> **TASK TO COMPLETE**: Within the lines below, find those that hold the string "source" and copy each one.

> **THE DATA**:
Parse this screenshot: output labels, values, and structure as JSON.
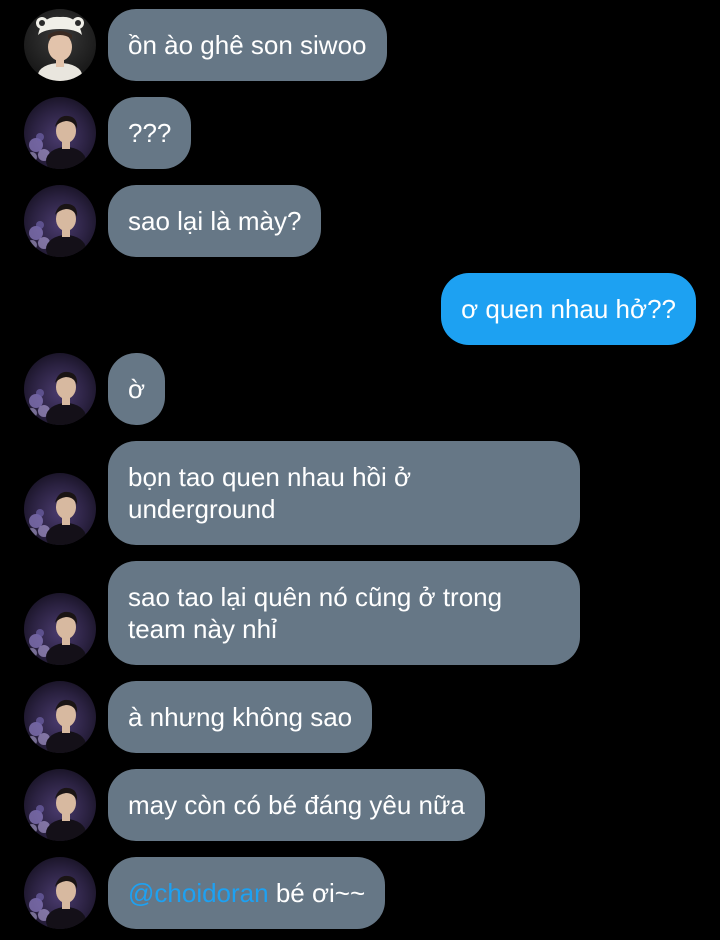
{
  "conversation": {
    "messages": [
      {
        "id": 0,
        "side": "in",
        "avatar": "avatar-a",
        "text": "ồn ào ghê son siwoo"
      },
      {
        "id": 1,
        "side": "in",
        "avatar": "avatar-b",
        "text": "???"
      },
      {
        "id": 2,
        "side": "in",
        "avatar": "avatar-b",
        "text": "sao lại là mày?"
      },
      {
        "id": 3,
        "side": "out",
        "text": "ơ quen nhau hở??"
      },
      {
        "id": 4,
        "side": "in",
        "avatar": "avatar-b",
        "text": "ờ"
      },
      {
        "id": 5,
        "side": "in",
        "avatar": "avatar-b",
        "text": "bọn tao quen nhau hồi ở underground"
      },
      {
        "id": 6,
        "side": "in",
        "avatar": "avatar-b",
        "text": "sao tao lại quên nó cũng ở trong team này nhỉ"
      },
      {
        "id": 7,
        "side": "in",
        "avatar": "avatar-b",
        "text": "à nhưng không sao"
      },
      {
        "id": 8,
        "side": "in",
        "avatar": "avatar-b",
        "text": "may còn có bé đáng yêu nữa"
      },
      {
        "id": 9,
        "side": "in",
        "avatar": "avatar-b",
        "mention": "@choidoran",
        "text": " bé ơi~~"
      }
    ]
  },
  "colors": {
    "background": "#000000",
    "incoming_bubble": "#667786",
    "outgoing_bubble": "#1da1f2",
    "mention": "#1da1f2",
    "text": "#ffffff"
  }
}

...

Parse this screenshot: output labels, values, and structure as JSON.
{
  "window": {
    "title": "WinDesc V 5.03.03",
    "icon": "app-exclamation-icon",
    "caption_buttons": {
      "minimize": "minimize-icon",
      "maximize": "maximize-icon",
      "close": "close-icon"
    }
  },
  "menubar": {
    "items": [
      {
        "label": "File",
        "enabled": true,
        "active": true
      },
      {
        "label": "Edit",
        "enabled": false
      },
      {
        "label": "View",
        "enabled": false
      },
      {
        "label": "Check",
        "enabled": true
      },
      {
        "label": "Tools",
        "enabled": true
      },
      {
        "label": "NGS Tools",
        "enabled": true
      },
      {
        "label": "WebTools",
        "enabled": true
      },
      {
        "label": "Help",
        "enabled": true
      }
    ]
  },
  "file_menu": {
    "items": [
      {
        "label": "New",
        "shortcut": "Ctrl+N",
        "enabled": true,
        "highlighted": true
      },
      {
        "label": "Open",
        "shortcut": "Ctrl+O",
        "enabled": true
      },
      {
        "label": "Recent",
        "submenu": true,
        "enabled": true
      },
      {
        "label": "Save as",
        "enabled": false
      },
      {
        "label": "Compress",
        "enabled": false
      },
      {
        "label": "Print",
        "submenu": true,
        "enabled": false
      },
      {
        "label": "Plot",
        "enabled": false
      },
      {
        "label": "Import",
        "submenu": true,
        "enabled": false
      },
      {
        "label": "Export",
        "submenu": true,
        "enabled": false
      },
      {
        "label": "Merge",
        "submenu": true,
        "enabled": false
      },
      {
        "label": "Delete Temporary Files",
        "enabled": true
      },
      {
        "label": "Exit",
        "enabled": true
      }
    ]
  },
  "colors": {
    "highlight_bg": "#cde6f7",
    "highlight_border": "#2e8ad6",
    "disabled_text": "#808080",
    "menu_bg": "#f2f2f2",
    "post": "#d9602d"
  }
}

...

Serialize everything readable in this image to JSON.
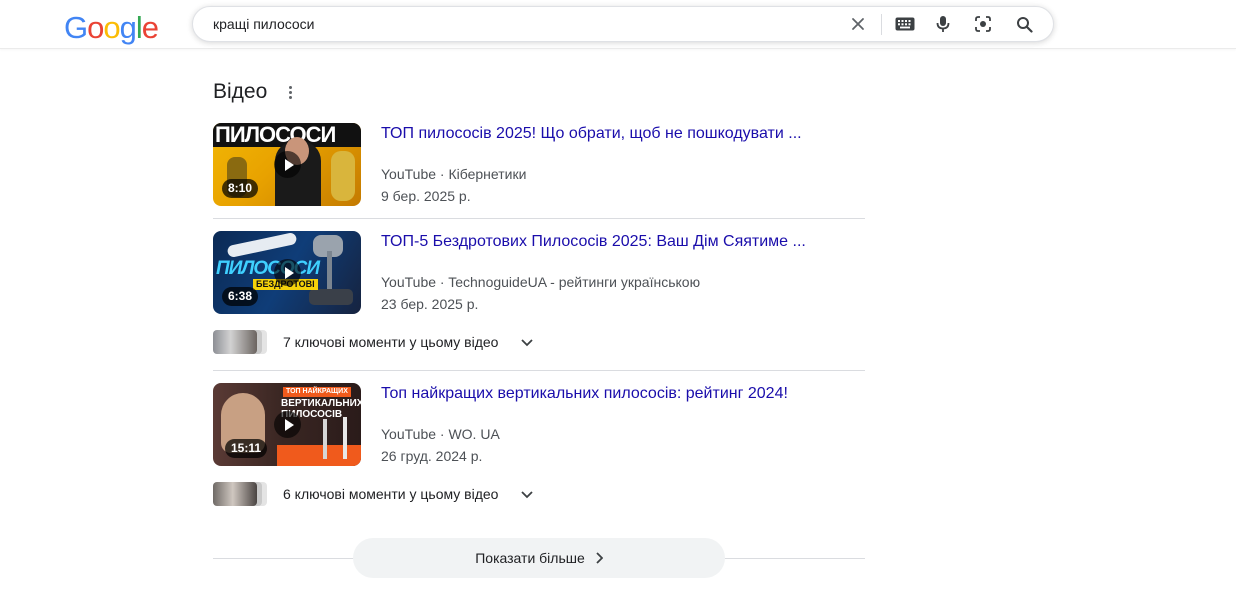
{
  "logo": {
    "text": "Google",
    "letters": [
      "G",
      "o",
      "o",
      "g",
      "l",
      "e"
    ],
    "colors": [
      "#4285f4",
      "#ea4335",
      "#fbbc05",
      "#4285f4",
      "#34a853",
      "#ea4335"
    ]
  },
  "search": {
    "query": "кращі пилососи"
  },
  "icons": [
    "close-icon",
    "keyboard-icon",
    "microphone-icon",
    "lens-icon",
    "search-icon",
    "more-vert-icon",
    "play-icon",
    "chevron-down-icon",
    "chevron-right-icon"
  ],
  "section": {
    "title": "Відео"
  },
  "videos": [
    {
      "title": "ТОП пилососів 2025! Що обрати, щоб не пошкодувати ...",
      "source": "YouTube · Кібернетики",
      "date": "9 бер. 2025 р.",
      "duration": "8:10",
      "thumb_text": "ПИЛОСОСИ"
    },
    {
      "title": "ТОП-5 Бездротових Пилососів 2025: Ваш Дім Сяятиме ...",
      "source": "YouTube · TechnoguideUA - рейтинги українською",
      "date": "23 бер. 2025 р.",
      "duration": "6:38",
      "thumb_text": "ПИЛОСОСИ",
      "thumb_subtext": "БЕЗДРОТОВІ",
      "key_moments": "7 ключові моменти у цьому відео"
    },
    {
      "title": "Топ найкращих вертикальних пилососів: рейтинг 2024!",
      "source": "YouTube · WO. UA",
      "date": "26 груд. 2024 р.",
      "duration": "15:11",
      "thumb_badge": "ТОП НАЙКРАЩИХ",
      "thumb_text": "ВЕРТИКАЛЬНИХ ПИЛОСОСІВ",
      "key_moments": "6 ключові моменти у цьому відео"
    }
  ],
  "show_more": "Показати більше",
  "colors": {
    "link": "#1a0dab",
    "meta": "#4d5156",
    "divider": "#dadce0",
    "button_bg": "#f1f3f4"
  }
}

> **TASK OUTPUT**:
      "source": "YouTube · Кібернетики",
      "source": "YouTube · TechnoguideUA - рейтинги українською",
      "source": "YouTube · WO. UA",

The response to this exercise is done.